"I am seeing heroin a couple times a week," he said. "A lot of these are local addresses."
The 42-1 court is working on becoming a drug and alcohol court with the county, which would give alternatives to offenders aside incarceration.
Outside of the courts, though, Fortunato said it is up to the community to help battle the problem by talking and taking action. Fortunato is a board member of FAN, a group started in 2007 in Fraser in an effort to change the face of addiction, the stigmas that go with it and the dangers of drug abuse.
The death of two Fraser graduates due to opiate abuse spurred the group into action, including law enforcement, parents, religious groups and other citizens. FAN now has five chapters in communities like Lapeer and Saginaw.
Recovering addicts in FAN speak about their stories to give a different perspective on the problem.
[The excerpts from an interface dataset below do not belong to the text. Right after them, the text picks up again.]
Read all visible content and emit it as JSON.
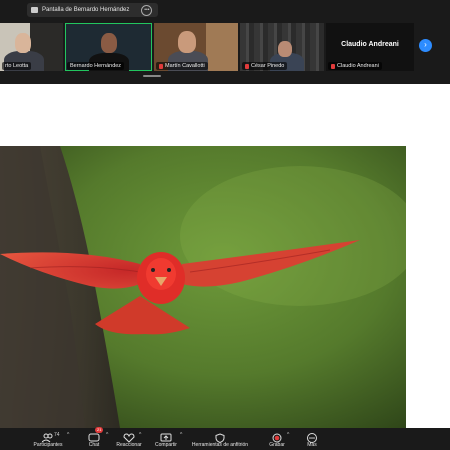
{
  "share_bar": {
    "title": "Pantalla de Bernardo Hernández"
  },
  "participants": [
    {
      "name": "rto Leotta",
      "muted": false
    },
    {
      "name": "Bernardo Hernández",
      "muted": false,
      "active": true
    },
    {
      "name": "Martín Cavallotti",
      "muted": true
    },
    {
      "name": "César Pinedo",
      "muted": true
    },
    {
      "name": "Claudio Andreani",
      "muted": true
    }
  ],
  "name_tile": {
    "name": "Claudio Andreani"
  },
  "toolbar": {
    "participants_label": "Participantes",
    "participants_count": "74",
    "chat_label": "Chat",
    "chat_badge": "21",
    "react_label": "Reaccionar",
    "share_label": "Compartir",
    "annotate_label": "Herramientas de anfitrión",
    "record_label": "Grabar",
    "more_label": "Más"
  },
  "colors": {
    "accent": "#2d8cff",
    "active_border": "#22c55e",
    "muted": "#e23b3b",
    "bar": "#1a1a1a"
  }
}
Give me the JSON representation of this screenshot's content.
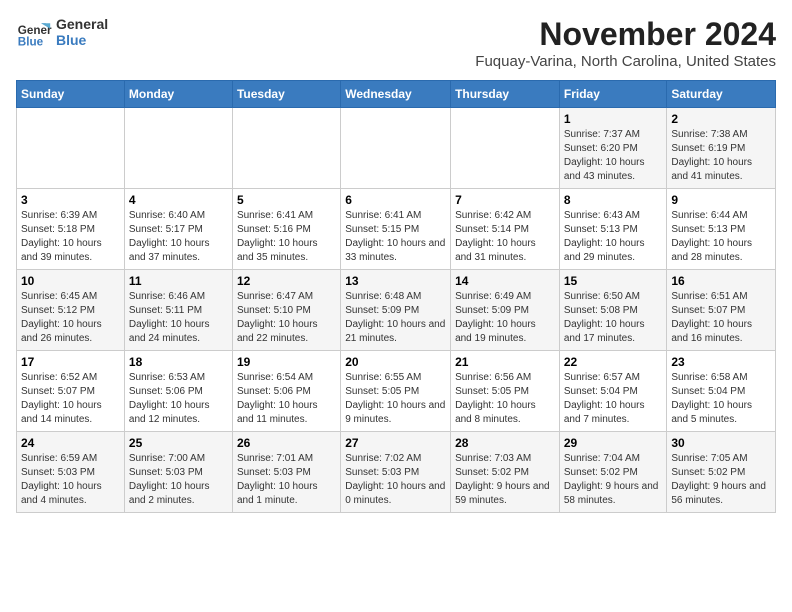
{
  "header": {
    "logo_line1": "General",
    "logo_line2": "Blue",
    "month_title": "November 2024",
    "location": "Fuquay-Varina, North Carolina, United States"
  },
  "weekdays": [
    "Sunday",
    "Monday",
    "Tuesday",
    "Wednesday",
    "Thursday",
    "Friday",
    "Saturday"
  ],
  "weeks": [
    [
      {
        "day": "",
        "info": ""
      },
      {
        "day": "",
        "info": ""
      },
      {
        "day": "",
        "info": ""
      },
      {
        "day": "",
        "info": ""
      },
      {
        "day": "",
        "info": ""
      },
      {
        "day": "1",
        "info": "Sunrise: 7:37 AM\nSunset: 6:20 PM\nDaylight: 10 hours and 43 minutes."
      },
      {
        "day": "2",
        "info": "Sunrise: 7:38 AM\nSunset: 6:19 PM\nDaylight: 10 hours and 41 minutes."
      }
    ],
    [
      {
        "day": "3",
        "info": "Sunrise: 6:39 AM\nSunset: 5:18 PM\nDaylight: 10 hours and 39 minutes."
      },
      {
        "day": "4",
        "info": "Sunrise: 6:40 AM\nSunset: 5:17 PM\nDaylight: 10 hours and 37 minutes."
      },
      {
        "day": "5",
        "info": "Sunrise: 6:41 AM\nSunset: 5:16 PM\nDaylight: 10 hours and 35 minutes."
      },
      {
        "day": "6",
        "info": "Sunrise: 6:41 AM\nSunset: 5:15 PM\nDaylight: 10 hours and 33 minutes."
      },
      {
        "day": "7",
        "info": "Sunrise: 6:42 AM\nSunset: 5:14 PM\nDaylight: 10 hours and 31 minutes."
      },
      {
        "day": "8",
        "info": "Sunrise: 6:43 AM\nSunset: 5:13 PM\nDaylight: 10 hours and 29 minutes."
      },
      {
        "day": "9",
        "info": "Sunrise: 6:44 AM\nSunset: 5:13 PM\nDaylight: 10 hours and 28 minutes."
      }
    ],
    [
      {
        "day": "10",
        "info": "Sunrise: 6:45 AM\nSunset: 5:12 PM\nDaylight: 10 hours and 26 minutes."
      },
      {
        "day": "11",
        "info": "Sunrise: 6:46 AM\nSunset: 5:11 PM\nDaylight: 10 hours and 24 minutes."
      },
      {
        "day": "12",
        "info": "Sunrise: 6:47 AM\nSunset: 5:10 PM\nDaylight: 10 hours and 22 minutes."
      },
      {
        "day": "13",
        "info": "Sunrise: 6:48 AM\nSunset: 5:09 PM\nDaylight: 10 hours and 21 minutes."
      },
      {
        "day": "14",
        "info": "Sunrise: 6:49 AM\nSunset: 5:09 PM\nDaylight: 10 hours and 19 minutes."
      },
      {
        "day": "15",
        "info": "Sunrise: 6:50 AM\nSunset: 5:08 PM\nDaylight: 10 hours and 17 minutes."
      },
      {
        "day": "16",
        "info": "Sunrise: 6:51 AM\nSunset: 5:07 PM\nDaylight: 10 hours and 16 minutes."
      }
    ],
    [
      {
        "day": "17",
        "info": "Sunrise: 6:52 AM\nSunset: 5:07 PM\nDaylight: 10 hours and 14 minutes."
      },
      {
        "day": "18",
        "info": "Sunrise: 6:53 AM\nSunset: 5:06 PM\nDaylight: 10 hours and 12 minutes."
      },
      {
        "day": "19",
        "info": "Sunrise: 6:54 AM\nSunset: 5:06 PM\nDaylight: 10 hours and 11 minutes."
      },
      {
        "day": "20",
        "info": "Sunrise: 6:55 AM\nSunset: 5:05 PM\nDaylight: 10 hours and 9 minutes."
      },
      {
        "day": "21",
        "info": "Sunrise: 6:56 AM\nSunset: 5:05 PM\nDaylight: 10 hours and 8 minutes."
      },
      {
        "day": "22",
        "info": "Sunrise: 6:57 AM\nSunset: 5:04 PM\nDaylight: 10 hours and 7 minutes."
      },
      {
        "day": "23",
        "info": "Sunrise: 6:58 AM\nSunset: 5:04 PM\nDaylight: 10 hours and 5 minutes."
      }
    ],
    [
      {
        "day": "24",
        "info": "Sunrise: 6:59 AM\nSunset: 5:03 PM\nDaylight: 10 hours and 4 minutes."
      },
      {
        "day": "25",
        "info": "Sunrise: 7:00 AM\nSunset: 5:03 PM\nDaylight: 10 hours and 2 minutes."
      },
      {
        "day": "26",
        "info": "Sunrise: 7:01 AM\nSunset: 5:03 PM\nDaylight: 10 hours and 1 minute."
      },
      {
        "day": "27",
        "info": "Sunrise: 7:02 AM\nSunset: 5:03 PM\nDaylight: 10 hours and 0 minutes."
      },
      {
        "day": "28",
        "info": "Sunrise: 7:03 AM\nSunset: 5:02 PM\nDaylight: 9 hours and 59 minutes."
      },
      {
        "day": "29",
        "info": "Sunrise: 7:04 AM\nSunset: 5:02 PM\nDaylight: 9 hours and 58 minutes."
      },
      {
        "day": "30",
        "info": "Sunrise: 7:05 AM\nSunset: 5:02 PM\nDaylight: 9 hours and 56 minutes."
      }
    ]
  ]
}
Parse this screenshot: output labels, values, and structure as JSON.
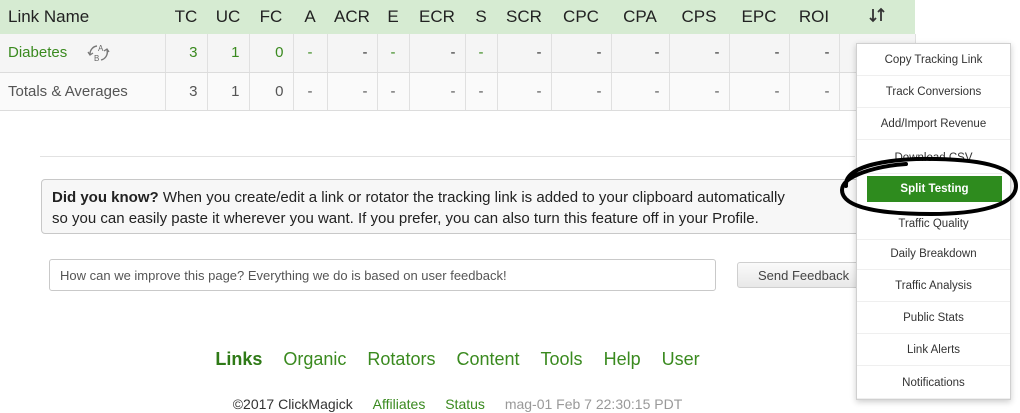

Fortunato said the stigma of drug addiction is that someone going down such paths isn't a good person, or that something must be wrong with the family raising them. He said this leads to a denial of drug problems.
"These aren't bad people, they're just people doing bad things," he said.
As an example, he said he grew up in a supportive Italian-American family, but he started using drugs through alcohol and smoking weed. Instead of gateway drugs, he refers to it as a "gateway process" that is similar to telling a lie.
"You get away with it, and it just makes it easier to tell that next lie, and that next lie is a little bit bigger," he said.
Margaret Brune, a member of FAN, is one of many parents who believed that drugs wouldn't be a problem for her family. This made it all the more shocking when she discovered her son was addicted to heroin after he was arrested in 2007 during a drug sting.
"It's not our thief living on the street, it's your honor roll student, star athlete, neighbor, co-worker, the kid next door," she said. "Good kids from good homes."
She said she understands community members not being involved because of the stigma or that they don't have personal experiences, but argued that being informed is a good step to solving the problem.
"You always hope that it will never happen to you, but you need to prepare yourself for things that may come," she said.
Brune said opiate addiction starts with pills like Vicodin, OxyContin or Percocet and can lead to heroin abuse due to heroin being cheaper to buy. She said in 2011, 400 young adults died of opiate overdoses in Macomb County.
"We're losing a whole generation of young people and nobody wants to talk about it," she said.
FAN meets every third Tuesday of the month from 7 p.m. to 9 p.m. at the Christ United Methodist Church on Garfield Road in Fraser. For more information, visit www.familiesagainstnarcotics.org.
The NWMPC meets on Thursdays once a month at the 42-1 District Court in Romeo. The next meeting is at 8 a.m. on Dec. 19.